New York's main contract, light sweet crude for delivery in April dropped 26 cents to $92.26 a barrel in the afternoon and Brent North Sea crude for April delivery shed 12 cents to $108.40.
The IEA on Wednesday slashed its global forecast for growth in world oil demand for the second straight month, citing uncertainty from the US budget talks, sluggish Chinese business activity and unemployment in Europe.
It estimated that demand for oil would total 90.6 million barrels per day this year, a cut of 60,000 barrels from its forecast in February.
"The IEA's trimming of its 2013 global oil demand forecast added to pessimism," said Sanjeev Gupta, who heads the Asia-Pacific oil and gas practice at Ernst and Young.

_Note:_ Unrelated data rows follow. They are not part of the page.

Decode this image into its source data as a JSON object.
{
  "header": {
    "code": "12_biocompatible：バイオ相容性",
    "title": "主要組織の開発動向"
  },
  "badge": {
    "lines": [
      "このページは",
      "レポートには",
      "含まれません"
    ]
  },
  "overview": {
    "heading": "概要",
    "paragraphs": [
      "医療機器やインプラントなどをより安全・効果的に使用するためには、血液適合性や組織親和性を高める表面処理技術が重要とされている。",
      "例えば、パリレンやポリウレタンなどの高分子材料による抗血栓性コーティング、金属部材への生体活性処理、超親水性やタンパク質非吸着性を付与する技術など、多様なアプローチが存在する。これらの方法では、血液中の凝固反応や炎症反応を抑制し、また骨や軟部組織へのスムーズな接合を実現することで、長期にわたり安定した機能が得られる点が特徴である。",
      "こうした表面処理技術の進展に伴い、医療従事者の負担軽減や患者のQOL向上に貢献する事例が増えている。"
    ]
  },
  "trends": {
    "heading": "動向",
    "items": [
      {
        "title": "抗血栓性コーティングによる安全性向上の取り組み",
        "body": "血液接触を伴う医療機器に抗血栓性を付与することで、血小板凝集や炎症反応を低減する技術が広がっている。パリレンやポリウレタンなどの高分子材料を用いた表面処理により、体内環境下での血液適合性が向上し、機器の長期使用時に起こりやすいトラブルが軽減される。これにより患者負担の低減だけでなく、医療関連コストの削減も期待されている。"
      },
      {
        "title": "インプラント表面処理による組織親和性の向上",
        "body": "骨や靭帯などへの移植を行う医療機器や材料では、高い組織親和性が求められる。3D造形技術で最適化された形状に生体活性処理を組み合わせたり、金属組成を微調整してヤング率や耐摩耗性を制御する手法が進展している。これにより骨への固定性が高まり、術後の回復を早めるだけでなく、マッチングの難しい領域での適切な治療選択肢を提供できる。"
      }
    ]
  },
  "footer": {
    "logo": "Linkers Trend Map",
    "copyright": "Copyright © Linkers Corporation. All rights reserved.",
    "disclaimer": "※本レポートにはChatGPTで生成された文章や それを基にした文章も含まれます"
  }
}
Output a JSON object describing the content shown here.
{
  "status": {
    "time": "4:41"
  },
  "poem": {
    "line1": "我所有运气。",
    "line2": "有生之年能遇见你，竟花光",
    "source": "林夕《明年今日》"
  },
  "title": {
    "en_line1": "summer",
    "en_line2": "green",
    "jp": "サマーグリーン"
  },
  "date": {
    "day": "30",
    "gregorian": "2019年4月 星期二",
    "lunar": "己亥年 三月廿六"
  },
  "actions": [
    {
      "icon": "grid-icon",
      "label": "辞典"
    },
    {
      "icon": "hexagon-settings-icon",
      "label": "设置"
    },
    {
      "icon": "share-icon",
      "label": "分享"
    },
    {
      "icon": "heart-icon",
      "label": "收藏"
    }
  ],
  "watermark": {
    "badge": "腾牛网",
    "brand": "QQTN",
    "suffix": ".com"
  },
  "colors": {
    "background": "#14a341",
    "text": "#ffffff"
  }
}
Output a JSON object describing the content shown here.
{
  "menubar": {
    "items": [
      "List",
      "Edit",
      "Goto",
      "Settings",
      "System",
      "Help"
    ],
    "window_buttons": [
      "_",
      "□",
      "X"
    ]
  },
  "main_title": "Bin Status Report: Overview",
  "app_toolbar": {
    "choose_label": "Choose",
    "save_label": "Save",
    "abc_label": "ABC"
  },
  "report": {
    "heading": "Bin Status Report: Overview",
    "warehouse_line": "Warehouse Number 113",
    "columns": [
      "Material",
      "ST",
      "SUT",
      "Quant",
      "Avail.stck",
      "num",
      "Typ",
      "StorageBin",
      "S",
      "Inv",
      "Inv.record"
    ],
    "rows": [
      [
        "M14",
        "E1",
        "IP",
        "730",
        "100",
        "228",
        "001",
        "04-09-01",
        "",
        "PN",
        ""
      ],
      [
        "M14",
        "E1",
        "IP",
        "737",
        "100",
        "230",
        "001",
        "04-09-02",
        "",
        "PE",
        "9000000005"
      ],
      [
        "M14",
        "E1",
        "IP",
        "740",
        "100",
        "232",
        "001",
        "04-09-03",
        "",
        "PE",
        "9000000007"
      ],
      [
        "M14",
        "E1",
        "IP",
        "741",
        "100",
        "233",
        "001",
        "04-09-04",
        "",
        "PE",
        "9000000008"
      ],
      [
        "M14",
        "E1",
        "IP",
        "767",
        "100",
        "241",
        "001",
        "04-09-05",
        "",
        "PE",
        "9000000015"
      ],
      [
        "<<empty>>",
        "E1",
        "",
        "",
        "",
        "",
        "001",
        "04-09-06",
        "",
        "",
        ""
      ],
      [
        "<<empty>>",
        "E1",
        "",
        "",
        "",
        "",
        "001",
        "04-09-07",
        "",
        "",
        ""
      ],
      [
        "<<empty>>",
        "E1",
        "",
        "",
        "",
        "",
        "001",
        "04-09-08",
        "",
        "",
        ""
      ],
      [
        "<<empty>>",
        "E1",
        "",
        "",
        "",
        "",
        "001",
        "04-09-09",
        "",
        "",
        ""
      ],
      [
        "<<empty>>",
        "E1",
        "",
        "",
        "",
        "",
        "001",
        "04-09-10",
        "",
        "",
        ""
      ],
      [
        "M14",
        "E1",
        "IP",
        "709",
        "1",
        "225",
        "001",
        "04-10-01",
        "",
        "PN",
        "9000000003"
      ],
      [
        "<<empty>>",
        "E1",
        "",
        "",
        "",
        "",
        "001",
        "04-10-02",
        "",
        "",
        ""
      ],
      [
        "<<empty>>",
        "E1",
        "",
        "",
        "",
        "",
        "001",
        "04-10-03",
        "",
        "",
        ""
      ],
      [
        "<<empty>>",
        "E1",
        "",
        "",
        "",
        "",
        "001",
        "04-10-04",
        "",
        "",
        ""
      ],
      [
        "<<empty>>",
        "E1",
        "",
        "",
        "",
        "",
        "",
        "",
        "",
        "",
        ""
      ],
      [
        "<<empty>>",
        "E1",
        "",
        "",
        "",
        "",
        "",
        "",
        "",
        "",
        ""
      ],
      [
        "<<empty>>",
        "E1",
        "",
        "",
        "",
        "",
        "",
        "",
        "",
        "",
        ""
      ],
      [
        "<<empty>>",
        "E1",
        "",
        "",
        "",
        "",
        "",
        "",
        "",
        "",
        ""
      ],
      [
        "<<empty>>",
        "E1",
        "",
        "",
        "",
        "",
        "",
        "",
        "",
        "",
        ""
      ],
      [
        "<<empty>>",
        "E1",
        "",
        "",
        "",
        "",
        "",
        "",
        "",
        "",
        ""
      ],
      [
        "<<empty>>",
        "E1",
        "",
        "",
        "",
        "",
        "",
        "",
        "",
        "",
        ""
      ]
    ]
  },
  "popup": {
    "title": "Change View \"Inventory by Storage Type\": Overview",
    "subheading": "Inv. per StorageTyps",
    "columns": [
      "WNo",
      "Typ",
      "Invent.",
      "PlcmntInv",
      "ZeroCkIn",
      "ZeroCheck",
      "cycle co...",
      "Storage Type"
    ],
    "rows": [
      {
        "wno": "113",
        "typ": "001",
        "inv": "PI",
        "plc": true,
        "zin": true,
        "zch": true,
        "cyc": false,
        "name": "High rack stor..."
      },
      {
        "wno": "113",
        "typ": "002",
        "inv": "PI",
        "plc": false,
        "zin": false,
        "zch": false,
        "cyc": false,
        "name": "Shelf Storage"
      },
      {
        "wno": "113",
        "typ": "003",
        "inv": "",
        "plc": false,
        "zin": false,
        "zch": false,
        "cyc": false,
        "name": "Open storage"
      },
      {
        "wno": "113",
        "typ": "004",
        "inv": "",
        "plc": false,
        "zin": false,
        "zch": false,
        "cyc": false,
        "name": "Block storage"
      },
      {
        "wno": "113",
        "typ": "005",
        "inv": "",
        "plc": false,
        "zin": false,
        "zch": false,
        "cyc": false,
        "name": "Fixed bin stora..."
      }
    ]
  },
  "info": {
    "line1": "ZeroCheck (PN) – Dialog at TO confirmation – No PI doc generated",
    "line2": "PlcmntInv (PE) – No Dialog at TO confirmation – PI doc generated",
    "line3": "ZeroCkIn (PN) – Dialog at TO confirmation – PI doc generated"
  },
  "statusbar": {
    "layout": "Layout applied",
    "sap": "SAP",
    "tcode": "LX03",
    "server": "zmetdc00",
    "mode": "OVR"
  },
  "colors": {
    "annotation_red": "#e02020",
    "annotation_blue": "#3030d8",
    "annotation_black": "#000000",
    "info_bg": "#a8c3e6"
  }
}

In the United States, the world's biggest oil consuming nation and world's largest economy, fresh data from the Department of Energy showed stockpiles rose 2.6 million barrels in the week ended March 8, indicating weaker demand.